* _ACTIVITY_: Filter the entries that follow, copying every line in which the word "JSON" appears.
-*-
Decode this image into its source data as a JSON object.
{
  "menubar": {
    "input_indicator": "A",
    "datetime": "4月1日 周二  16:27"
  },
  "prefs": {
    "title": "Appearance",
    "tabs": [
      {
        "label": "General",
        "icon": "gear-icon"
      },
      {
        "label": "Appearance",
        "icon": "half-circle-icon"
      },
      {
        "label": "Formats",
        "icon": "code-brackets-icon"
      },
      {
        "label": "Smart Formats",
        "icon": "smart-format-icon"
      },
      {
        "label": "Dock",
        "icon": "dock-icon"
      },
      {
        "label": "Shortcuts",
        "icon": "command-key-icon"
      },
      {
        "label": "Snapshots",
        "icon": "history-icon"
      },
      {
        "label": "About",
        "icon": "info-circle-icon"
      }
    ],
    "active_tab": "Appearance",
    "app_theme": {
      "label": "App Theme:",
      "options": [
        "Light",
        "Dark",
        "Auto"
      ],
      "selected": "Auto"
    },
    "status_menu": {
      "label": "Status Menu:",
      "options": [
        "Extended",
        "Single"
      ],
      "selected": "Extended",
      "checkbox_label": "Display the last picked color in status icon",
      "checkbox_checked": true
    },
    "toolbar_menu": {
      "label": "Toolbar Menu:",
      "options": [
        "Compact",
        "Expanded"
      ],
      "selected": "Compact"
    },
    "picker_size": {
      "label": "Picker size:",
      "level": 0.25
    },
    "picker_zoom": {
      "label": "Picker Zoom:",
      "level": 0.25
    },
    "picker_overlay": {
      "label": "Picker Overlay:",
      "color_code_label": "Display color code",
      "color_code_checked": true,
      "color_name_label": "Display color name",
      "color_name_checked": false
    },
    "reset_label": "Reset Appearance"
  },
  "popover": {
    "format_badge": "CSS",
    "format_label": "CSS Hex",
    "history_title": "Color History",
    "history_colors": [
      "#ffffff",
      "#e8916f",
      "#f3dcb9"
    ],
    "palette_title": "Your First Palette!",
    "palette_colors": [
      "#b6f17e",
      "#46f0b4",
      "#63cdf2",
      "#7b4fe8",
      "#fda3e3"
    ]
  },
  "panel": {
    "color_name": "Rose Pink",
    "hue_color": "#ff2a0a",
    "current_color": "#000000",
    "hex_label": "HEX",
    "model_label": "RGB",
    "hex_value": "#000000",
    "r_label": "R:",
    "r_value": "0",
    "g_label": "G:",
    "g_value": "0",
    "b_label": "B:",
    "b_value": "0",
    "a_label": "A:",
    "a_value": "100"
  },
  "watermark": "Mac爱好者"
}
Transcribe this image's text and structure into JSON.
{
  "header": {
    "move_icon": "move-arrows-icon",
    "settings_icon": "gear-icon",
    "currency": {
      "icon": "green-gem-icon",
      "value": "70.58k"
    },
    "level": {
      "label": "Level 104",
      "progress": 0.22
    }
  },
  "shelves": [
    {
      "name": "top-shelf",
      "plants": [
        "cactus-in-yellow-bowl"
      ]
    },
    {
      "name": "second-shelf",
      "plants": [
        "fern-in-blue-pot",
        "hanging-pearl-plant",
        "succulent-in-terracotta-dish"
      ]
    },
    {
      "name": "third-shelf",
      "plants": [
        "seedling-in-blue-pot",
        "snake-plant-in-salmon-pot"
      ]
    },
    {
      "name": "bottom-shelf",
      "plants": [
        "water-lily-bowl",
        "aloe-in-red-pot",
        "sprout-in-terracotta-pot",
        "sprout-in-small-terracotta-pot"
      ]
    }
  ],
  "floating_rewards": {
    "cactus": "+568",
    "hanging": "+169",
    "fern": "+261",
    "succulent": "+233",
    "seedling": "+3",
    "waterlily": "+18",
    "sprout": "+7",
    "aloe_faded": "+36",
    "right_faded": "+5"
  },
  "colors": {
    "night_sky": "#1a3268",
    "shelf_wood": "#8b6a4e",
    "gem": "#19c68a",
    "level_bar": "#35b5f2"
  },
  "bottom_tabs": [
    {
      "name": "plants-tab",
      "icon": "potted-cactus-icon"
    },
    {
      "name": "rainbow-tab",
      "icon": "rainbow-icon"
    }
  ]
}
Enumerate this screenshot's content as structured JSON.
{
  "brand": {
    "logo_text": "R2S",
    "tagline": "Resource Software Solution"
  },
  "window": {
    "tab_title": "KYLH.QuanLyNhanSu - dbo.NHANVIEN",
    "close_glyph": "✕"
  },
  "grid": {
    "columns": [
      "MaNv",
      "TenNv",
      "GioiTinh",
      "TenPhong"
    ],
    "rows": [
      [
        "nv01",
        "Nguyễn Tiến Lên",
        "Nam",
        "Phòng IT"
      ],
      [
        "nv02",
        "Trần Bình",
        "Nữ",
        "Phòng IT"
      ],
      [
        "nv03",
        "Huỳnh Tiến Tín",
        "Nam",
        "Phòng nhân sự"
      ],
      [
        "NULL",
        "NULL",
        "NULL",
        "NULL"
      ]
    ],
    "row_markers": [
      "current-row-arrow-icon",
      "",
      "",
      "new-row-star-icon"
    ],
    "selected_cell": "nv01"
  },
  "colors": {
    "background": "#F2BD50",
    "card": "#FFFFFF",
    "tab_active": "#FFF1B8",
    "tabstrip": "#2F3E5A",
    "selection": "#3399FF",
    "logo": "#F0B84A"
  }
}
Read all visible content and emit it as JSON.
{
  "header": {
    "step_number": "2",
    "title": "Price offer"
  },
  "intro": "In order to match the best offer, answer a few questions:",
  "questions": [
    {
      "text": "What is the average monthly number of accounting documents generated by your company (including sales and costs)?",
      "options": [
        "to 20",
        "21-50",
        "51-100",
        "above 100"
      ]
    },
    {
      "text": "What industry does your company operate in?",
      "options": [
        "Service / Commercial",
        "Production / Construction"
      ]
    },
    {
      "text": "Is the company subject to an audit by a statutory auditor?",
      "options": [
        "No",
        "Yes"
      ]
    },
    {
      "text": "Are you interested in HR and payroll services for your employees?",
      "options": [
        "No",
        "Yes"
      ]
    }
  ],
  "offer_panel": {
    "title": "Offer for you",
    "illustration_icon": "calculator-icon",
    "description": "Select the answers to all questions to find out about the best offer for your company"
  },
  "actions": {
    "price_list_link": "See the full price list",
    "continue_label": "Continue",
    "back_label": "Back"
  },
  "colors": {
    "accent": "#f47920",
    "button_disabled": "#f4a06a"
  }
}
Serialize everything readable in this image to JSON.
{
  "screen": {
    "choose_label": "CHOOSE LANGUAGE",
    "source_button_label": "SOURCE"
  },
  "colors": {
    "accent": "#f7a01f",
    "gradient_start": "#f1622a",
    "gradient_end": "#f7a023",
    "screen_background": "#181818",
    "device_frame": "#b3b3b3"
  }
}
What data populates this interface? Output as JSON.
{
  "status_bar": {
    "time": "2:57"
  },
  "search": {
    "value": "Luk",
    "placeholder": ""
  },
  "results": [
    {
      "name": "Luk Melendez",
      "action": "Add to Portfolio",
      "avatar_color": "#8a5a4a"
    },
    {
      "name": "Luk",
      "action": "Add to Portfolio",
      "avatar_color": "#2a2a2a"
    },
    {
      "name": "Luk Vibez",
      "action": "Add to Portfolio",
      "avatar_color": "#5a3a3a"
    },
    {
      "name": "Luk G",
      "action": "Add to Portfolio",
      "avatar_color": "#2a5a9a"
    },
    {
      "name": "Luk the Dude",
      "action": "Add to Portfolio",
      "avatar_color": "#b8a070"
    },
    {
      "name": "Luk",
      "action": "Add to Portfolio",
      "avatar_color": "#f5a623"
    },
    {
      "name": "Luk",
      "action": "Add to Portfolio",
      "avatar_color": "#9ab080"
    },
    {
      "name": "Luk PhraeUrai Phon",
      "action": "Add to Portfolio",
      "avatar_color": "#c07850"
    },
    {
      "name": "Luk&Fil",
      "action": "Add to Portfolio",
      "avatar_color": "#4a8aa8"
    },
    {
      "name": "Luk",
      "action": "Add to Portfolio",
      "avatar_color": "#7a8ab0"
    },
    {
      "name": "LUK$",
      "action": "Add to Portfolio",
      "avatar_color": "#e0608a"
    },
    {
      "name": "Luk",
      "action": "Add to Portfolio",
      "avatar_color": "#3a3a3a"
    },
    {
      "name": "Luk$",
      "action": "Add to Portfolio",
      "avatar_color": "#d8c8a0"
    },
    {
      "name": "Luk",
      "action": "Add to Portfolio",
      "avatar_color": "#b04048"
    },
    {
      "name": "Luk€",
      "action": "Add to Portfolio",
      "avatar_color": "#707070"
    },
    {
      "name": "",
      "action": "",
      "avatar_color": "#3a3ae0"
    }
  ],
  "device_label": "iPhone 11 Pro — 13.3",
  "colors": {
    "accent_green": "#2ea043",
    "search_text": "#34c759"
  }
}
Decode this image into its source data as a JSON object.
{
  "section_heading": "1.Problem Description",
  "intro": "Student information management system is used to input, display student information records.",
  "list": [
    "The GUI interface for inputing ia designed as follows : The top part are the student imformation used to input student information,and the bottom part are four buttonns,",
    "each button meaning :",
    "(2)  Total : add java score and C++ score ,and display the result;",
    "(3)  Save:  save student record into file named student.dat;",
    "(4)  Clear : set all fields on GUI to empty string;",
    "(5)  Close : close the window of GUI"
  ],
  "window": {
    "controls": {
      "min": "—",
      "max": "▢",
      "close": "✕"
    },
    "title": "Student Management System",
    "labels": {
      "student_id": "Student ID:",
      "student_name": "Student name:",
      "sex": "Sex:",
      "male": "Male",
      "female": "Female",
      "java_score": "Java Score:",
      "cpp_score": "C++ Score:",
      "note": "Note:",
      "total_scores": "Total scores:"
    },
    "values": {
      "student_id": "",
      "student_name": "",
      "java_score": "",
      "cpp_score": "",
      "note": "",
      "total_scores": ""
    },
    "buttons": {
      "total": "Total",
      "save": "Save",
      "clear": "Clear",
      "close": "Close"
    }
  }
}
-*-
* _TASK ANSWER_:
Decode this image into its source data as a JSON object.
Transcribe this image's text and structure into JSON.
Enumerate this screenshot's content as structured JSON.
Read all visible content and emit it as JSON.
Serialize everything readable in this image to JSON.
What data populates this interface? Output as JSON.
Decode this image into its source data as a JSON object.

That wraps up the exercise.